[Element data from apps and pages]
::::

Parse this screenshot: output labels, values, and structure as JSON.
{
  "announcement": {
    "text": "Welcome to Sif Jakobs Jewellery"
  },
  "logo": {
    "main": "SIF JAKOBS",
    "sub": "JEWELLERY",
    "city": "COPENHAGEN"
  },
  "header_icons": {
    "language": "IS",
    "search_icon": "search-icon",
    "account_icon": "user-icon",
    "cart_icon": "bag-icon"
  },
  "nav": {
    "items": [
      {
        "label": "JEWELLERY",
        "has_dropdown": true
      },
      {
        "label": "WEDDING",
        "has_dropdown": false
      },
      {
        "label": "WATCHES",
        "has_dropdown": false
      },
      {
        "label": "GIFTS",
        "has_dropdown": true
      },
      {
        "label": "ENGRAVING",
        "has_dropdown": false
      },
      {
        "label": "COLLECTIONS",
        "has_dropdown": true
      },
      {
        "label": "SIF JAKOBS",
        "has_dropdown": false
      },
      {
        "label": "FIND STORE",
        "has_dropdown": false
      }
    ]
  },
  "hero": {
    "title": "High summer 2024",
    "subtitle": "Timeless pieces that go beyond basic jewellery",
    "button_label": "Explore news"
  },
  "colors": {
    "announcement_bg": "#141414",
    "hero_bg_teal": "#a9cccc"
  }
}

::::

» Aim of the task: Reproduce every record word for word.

» Finished task:
Parse this screenshot: output labels, values, and structure as JSON.
{
  "announcement": {
    "text": "Welcome to Sif Jakobs Jewellery"
  },
  "logo": {
    "main": "SIF JAKOBS",
    "sub": "JEWELLERY",
    "city": "COPENHAGEN"
  },
  "header_icons": {
    "language": "IS",
    "search_icon": "search-icon",
    "account_icon": "user-icon",
    "cart_icon": "bag-icon"
  },
  "nav": {
    "items": [
      {
        "label": "JEWELLERY",
        "has_dropdown": true
      },
      {
        "label": "WEDDING",
        "has_dropdown": false
      },
      {
        "label": "WATCHES",
        "has_dropdown": false
      },
      {
        "label": "GIFTS",
        "has_dropdown": true
      },
      {
        "label": "ENGRAVING",
        "has_dropdown": false
      },
      {
        "label": "COLLECTIONS",
        "has_dropdown": true
      },
      {
        "label": "SIF JAKOBS",
        "has_dropdown": false
      },
      {
        "label": "FIND STORE",
        "has_dropdown": false
      }
    ]
  },
  "hero": {
    "title": "High summer 2024",
    "subtitle": "Timeless pieces that go beyond basic jewellery",
    "button_label": "Explore news"
  },
  "colors": {
    "announcement_bg": "#141414",
    "hero_bg_teal": "#a9cccc"
  }
}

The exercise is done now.